For thirty minutes today I sat in a beautifully upholstered leather chair. I was able to adjust the chair’s settings so that it perfectly cradled my frame, just as I like it. Even though it was freezing outside, I was sheltered from the elements, warm and toasty. Not only that, but there were friendly people, politely offering to play me their favorite music—all of them different, but beautiful in their own way. I could have had whole orchestras playing grand symphonies for me right there in my seat, or beautiful women singing love songs to me, or the most talented rappers in the world entertaining me with their rhymes. When I wanted peace and quiet, these kind folks totally understood where I was coming from and left me to my own thoughts. Did I mention that this amazing chair of mine with all these entertainment options was actually capable of moving around? It’s true. With only the slightest gestures, I was able to bring it up to amazing speeds and command it to transport me great distances! I covered close to twenty miles in those short thirty minutes.

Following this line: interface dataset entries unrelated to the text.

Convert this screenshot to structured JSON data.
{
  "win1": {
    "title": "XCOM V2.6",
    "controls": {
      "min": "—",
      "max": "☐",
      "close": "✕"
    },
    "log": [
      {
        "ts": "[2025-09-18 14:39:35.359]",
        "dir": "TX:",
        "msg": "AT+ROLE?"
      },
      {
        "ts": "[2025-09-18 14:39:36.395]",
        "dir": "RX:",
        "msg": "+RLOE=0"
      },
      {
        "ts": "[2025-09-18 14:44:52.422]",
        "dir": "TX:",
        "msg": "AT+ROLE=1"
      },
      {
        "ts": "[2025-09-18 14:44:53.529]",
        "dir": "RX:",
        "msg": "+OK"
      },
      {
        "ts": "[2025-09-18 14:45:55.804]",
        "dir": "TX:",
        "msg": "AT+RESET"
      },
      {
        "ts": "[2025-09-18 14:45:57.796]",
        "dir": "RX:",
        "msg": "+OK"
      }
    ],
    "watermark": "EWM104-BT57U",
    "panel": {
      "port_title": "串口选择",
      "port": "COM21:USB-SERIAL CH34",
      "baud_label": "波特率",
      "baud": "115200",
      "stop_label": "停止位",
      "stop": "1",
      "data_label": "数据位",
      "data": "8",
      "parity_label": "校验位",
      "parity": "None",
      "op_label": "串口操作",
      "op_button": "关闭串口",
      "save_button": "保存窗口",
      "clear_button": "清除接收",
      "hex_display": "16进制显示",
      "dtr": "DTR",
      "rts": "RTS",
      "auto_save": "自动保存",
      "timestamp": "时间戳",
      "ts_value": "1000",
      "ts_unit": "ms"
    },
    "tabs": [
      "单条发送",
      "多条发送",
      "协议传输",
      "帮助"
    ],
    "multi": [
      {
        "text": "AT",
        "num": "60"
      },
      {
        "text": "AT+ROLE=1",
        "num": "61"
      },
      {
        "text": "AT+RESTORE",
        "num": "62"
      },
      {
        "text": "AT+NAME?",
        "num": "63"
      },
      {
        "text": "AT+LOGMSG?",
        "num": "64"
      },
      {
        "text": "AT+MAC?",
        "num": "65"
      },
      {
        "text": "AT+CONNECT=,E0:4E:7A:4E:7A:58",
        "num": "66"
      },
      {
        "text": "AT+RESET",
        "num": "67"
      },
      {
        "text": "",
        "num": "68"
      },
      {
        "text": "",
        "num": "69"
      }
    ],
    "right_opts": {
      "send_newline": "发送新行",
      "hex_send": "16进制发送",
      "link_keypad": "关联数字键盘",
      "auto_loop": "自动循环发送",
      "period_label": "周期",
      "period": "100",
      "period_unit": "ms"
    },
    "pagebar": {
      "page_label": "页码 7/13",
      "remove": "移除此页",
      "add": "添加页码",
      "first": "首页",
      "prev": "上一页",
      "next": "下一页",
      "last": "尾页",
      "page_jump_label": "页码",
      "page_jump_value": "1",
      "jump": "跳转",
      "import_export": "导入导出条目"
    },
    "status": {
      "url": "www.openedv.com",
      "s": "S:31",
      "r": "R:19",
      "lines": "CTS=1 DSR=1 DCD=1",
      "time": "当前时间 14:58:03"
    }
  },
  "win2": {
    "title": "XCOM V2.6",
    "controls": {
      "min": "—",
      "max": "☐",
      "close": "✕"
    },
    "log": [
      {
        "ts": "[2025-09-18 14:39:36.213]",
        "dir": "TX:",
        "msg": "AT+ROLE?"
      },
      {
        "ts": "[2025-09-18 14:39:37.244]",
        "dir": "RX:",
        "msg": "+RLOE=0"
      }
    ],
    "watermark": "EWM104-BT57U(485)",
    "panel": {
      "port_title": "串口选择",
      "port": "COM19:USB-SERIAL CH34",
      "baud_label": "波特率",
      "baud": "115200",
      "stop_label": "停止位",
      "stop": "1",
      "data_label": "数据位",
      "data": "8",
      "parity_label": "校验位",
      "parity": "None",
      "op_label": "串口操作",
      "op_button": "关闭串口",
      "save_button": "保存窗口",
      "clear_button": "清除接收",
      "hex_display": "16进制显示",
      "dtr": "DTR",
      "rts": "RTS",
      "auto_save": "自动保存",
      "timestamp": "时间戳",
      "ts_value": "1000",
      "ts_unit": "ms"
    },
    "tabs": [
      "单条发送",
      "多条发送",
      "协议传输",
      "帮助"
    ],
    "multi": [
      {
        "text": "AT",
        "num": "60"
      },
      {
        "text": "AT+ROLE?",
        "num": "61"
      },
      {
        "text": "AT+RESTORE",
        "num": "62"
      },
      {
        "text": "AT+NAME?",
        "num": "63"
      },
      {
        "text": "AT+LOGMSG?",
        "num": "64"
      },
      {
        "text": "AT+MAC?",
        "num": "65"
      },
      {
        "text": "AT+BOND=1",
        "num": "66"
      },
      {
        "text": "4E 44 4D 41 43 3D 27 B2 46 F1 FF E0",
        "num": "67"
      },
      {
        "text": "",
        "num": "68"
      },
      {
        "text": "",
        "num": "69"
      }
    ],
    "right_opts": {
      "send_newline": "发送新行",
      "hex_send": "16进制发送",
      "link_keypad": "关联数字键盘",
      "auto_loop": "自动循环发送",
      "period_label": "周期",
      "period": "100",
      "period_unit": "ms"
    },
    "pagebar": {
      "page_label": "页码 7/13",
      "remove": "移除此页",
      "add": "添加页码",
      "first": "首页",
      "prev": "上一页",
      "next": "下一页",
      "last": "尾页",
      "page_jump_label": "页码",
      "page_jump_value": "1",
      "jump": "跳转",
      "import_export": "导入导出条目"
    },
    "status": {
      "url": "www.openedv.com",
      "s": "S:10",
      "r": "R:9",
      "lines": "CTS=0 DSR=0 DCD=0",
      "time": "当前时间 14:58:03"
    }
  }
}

And lest you think it was dangerous to go that fast, this wonderful chair had amazing protective devices encapsulating it. These devices would shield me at every possible angle from all but the most catastrophic collision. The wonders of this chair don’t stop there. Seriously! Here’s the best part: it was just one of five chairs within this amazing protective compartment. There were similar spots for several friends to relax right along with me.
Voilà: my commute viewed through a different lens: a luxurious experience that would be the envy of kings only a hundred years ago. In fact, when viewed the right way, my commute sounds more like a spa day than chore. And indeed it starts to feel that way!
As Louis C.K. has noted, it seems that “everything is amazing and nobody is happy.” Not me. I love it.
My daily hour in the car is awesome. Forget the other vehicles on the road and the construction and the idiots who don’t know how to drive. They are still there, of course, and they probably always will be, but so long as they don’t crash into me, they don’t have to be an impediment to my enjoyment of the wonders of our modern existence.